* _WHAT IS BEING ASKED_: Lines in the entries below where the word "this" shows up should each be copied.

* _Page and application data records_:
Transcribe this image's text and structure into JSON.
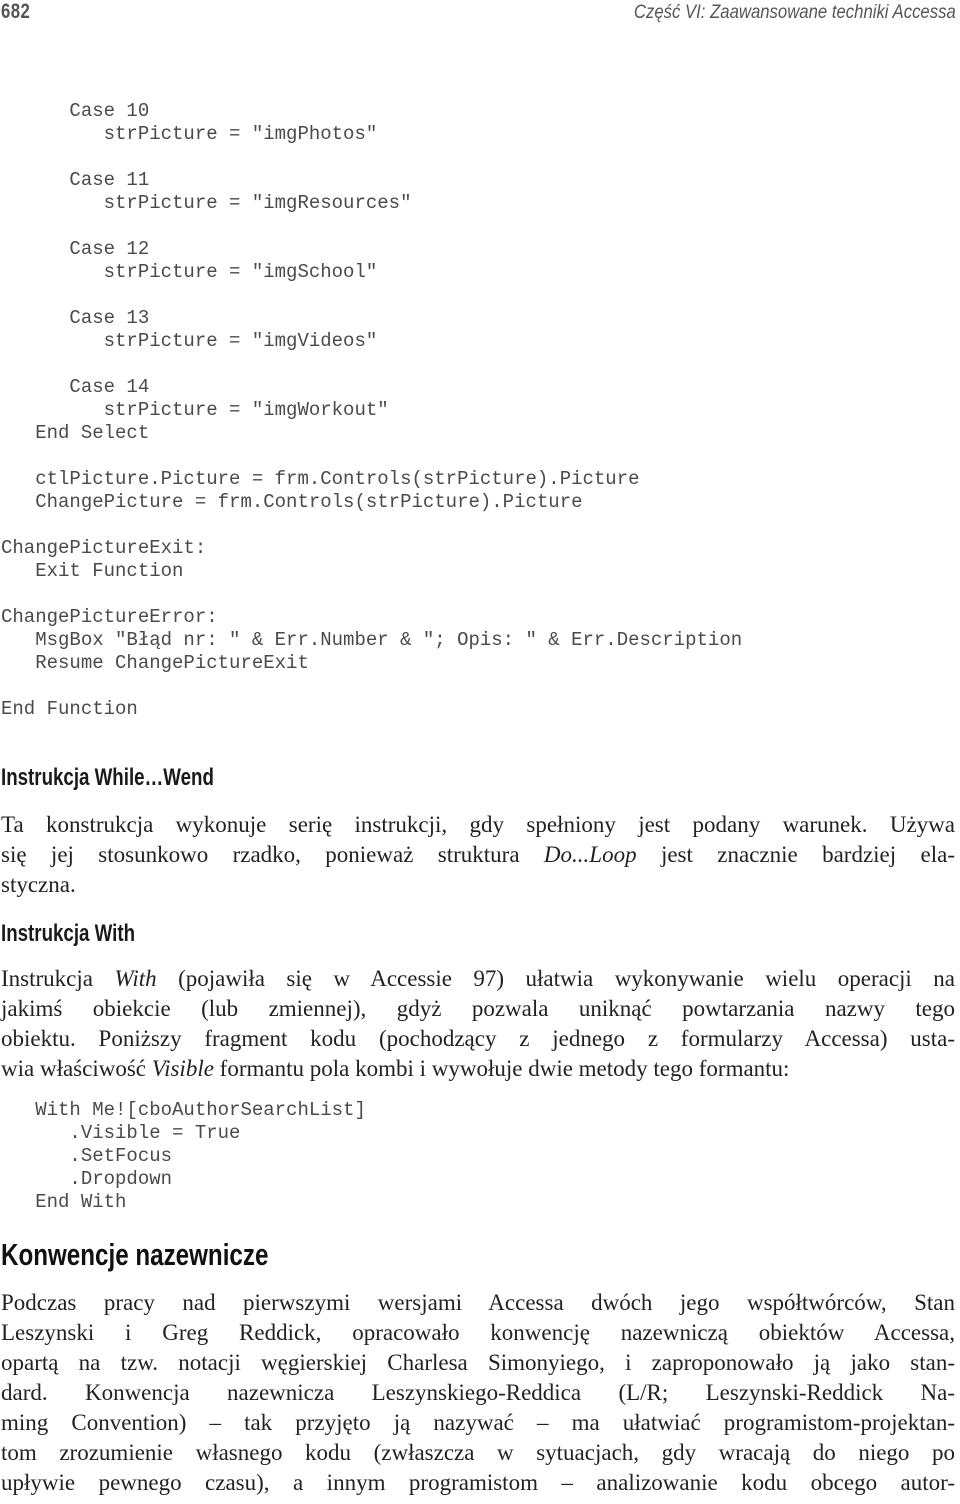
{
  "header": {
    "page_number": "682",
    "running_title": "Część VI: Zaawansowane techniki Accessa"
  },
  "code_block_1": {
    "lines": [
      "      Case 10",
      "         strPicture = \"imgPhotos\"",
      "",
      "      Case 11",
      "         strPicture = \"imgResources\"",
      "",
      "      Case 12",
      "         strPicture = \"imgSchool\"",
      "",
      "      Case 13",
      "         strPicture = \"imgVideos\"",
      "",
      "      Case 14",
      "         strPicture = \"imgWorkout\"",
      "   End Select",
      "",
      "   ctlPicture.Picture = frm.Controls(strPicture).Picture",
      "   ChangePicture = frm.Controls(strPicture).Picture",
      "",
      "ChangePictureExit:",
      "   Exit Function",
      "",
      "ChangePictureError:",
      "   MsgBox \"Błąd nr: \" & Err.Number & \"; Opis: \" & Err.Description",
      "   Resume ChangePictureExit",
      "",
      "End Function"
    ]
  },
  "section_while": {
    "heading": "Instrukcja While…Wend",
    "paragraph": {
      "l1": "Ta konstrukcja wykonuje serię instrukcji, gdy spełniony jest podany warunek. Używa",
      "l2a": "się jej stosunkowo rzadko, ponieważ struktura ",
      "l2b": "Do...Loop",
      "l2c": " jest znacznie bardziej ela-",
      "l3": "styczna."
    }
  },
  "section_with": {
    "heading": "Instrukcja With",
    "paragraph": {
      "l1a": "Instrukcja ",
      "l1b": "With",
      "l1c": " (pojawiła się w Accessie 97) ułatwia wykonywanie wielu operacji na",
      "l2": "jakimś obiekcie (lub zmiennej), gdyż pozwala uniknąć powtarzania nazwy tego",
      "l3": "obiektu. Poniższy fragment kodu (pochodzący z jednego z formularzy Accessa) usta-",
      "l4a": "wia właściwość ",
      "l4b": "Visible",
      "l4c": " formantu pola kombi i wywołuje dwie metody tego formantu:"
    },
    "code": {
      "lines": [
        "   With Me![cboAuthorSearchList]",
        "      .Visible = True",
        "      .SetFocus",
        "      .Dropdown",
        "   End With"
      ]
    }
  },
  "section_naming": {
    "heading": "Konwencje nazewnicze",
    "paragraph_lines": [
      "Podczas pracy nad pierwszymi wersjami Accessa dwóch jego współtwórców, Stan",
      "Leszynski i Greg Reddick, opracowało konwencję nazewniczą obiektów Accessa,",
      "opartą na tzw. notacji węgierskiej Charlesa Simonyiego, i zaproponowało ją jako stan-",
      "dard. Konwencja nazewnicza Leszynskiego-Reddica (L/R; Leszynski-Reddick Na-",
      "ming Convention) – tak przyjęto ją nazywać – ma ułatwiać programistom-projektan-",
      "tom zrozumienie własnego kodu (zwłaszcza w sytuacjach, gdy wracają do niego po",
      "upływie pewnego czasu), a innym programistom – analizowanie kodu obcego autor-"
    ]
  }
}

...

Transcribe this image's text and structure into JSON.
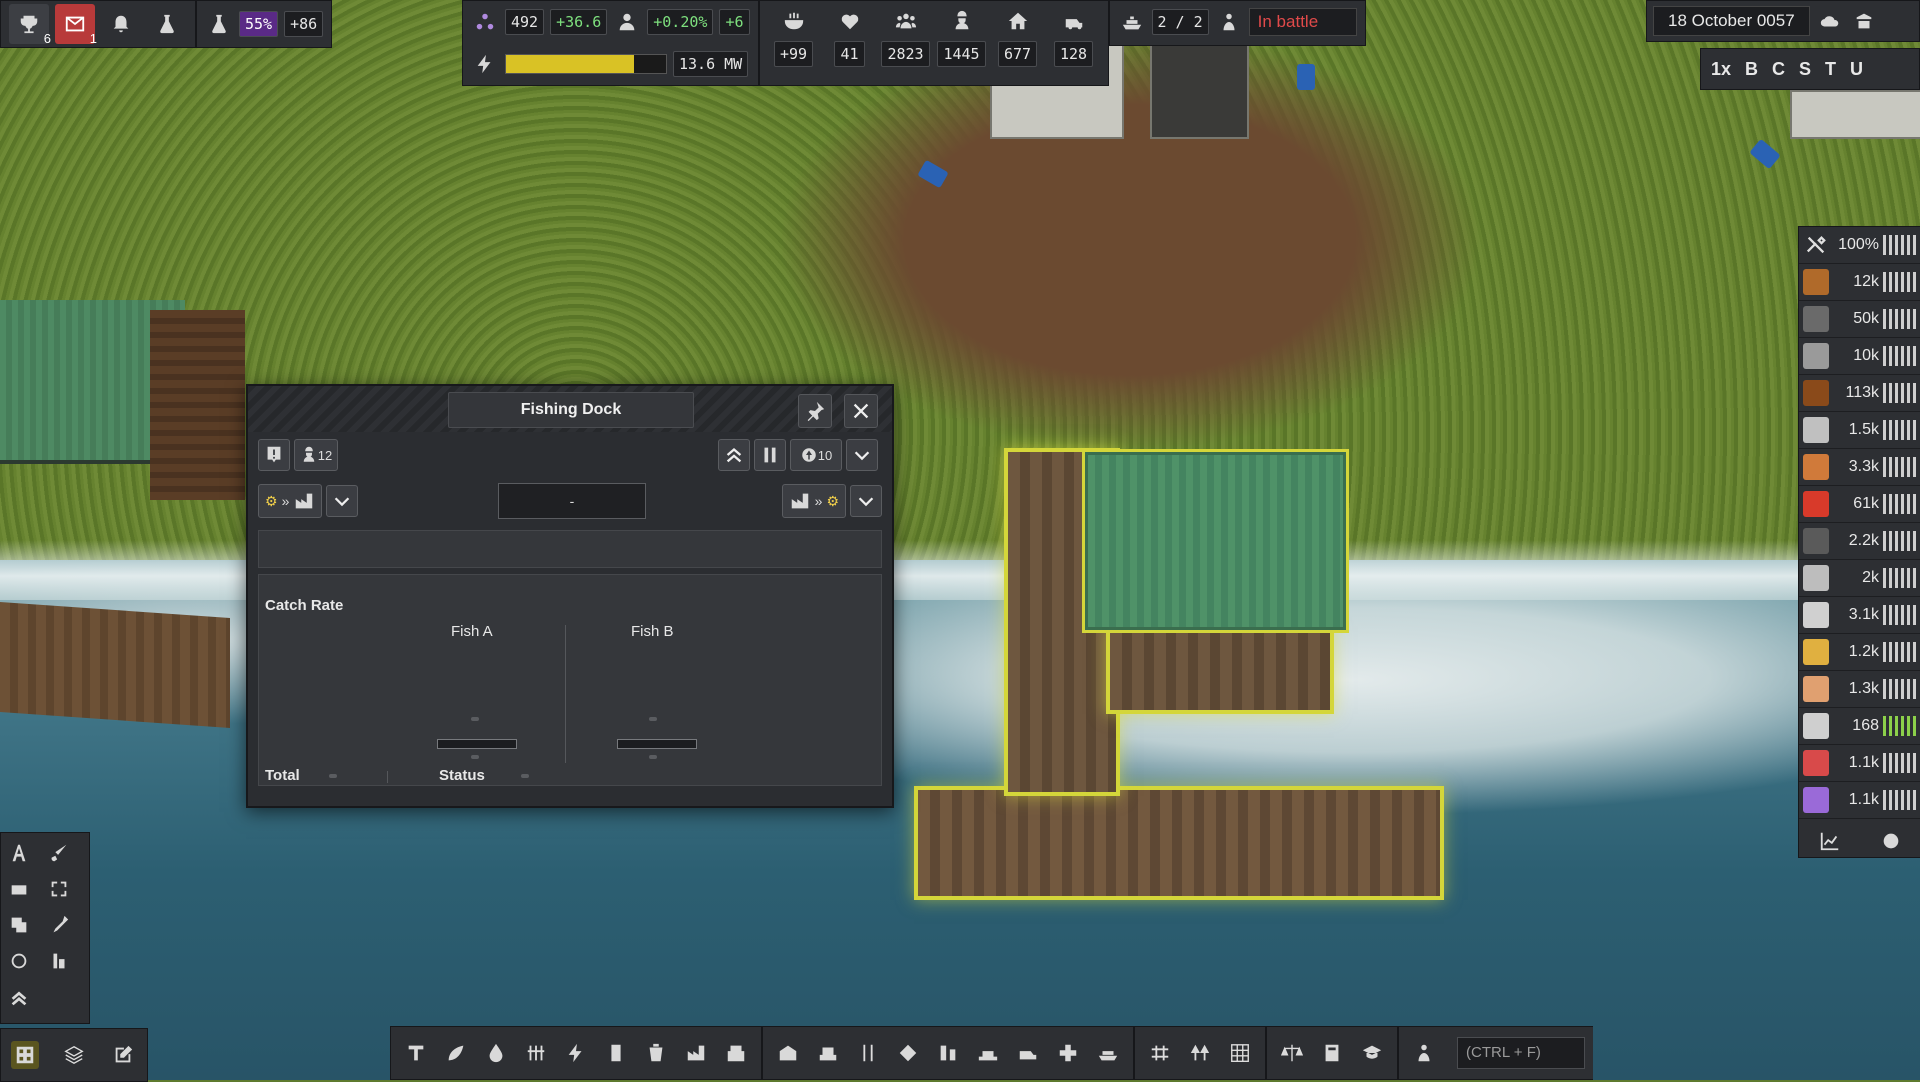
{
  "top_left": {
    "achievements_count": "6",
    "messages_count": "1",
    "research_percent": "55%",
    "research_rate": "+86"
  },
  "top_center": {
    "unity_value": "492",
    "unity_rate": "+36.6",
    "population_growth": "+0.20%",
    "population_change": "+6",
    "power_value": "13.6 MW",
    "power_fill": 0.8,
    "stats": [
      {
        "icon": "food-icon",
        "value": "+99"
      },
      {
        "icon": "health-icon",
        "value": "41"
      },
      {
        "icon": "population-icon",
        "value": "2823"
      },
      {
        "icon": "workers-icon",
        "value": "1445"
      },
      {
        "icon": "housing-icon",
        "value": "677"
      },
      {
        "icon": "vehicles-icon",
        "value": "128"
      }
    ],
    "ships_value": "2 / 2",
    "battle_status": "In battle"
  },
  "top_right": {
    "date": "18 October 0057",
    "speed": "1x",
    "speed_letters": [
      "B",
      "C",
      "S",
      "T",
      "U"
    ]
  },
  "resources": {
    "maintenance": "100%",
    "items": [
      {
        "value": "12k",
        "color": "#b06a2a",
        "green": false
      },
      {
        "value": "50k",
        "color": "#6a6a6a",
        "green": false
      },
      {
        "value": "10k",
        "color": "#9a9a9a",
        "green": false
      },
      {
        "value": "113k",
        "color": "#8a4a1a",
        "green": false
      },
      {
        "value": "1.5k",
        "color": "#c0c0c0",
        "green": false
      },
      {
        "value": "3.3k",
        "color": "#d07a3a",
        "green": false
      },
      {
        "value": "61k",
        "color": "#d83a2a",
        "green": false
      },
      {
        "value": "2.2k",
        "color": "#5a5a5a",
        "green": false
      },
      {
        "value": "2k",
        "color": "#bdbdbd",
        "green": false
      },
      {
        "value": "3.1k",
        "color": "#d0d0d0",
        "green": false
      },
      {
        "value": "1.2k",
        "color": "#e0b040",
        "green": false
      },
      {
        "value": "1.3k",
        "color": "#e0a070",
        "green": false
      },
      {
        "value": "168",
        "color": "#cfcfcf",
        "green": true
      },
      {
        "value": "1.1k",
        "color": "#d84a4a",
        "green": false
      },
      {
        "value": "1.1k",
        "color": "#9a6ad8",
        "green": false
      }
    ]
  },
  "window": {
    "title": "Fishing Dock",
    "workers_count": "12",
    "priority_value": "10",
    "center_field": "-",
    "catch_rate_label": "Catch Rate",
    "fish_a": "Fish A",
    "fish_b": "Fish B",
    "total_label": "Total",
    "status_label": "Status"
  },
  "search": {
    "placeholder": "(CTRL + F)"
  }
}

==

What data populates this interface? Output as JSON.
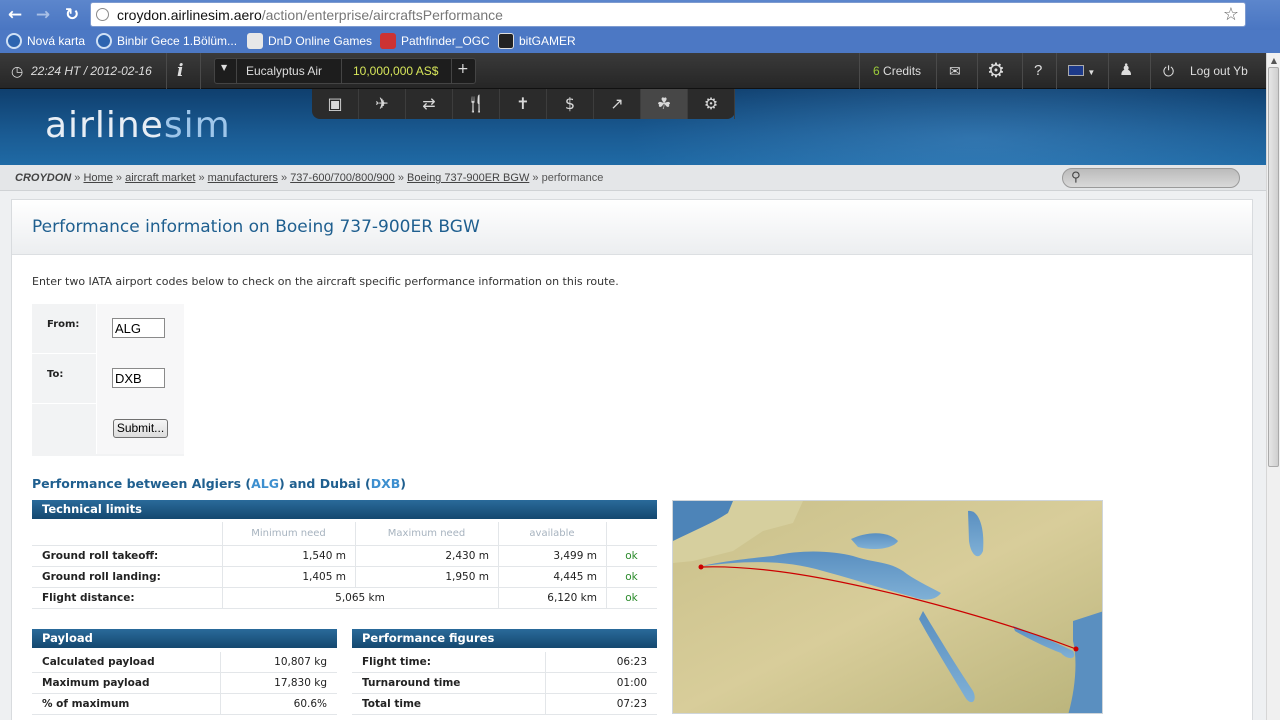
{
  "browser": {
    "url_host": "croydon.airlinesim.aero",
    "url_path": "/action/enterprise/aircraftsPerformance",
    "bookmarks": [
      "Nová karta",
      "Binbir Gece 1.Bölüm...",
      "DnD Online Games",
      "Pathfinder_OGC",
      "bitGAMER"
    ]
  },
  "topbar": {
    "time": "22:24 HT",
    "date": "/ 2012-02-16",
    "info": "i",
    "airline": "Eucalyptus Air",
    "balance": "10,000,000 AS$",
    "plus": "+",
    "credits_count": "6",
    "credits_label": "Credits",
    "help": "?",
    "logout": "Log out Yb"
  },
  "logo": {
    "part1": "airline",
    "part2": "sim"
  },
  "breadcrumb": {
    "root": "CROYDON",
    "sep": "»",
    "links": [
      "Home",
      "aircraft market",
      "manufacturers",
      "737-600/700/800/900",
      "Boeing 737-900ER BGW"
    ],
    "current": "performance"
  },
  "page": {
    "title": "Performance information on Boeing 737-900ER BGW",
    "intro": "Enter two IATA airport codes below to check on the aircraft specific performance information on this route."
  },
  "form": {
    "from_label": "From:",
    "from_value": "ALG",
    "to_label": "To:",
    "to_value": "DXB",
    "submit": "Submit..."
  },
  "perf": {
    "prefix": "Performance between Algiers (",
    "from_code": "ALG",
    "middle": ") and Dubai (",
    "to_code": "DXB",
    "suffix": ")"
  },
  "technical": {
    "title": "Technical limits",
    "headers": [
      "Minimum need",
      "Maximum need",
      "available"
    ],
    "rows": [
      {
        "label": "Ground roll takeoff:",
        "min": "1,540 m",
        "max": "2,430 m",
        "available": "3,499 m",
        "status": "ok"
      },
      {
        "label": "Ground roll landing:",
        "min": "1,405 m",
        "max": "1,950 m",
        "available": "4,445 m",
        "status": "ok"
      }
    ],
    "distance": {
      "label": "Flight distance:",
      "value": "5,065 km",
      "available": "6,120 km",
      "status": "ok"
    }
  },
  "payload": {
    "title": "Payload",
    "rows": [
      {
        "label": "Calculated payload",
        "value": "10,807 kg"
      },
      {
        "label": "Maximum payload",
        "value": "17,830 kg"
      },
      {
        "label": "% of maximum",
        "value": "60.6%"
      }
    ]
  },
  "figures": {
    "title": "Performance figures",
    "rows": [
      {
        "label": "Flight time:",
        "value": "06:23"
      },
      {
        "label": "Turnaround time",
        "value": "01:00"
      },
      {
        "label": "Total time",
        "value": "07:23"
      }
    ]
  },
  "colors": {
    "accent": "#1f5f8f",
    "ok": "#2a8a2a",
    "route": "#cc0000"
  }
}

* _EXERCISE ANSWER_:
Transcribe this image's text and structure into JSON.
Transcribe this image's text and structure into JSON.
What data populates this interface? Output as JSON.
    "intro": "Enter two IATA airport codes below to check on the aircraft specific performance information on this route."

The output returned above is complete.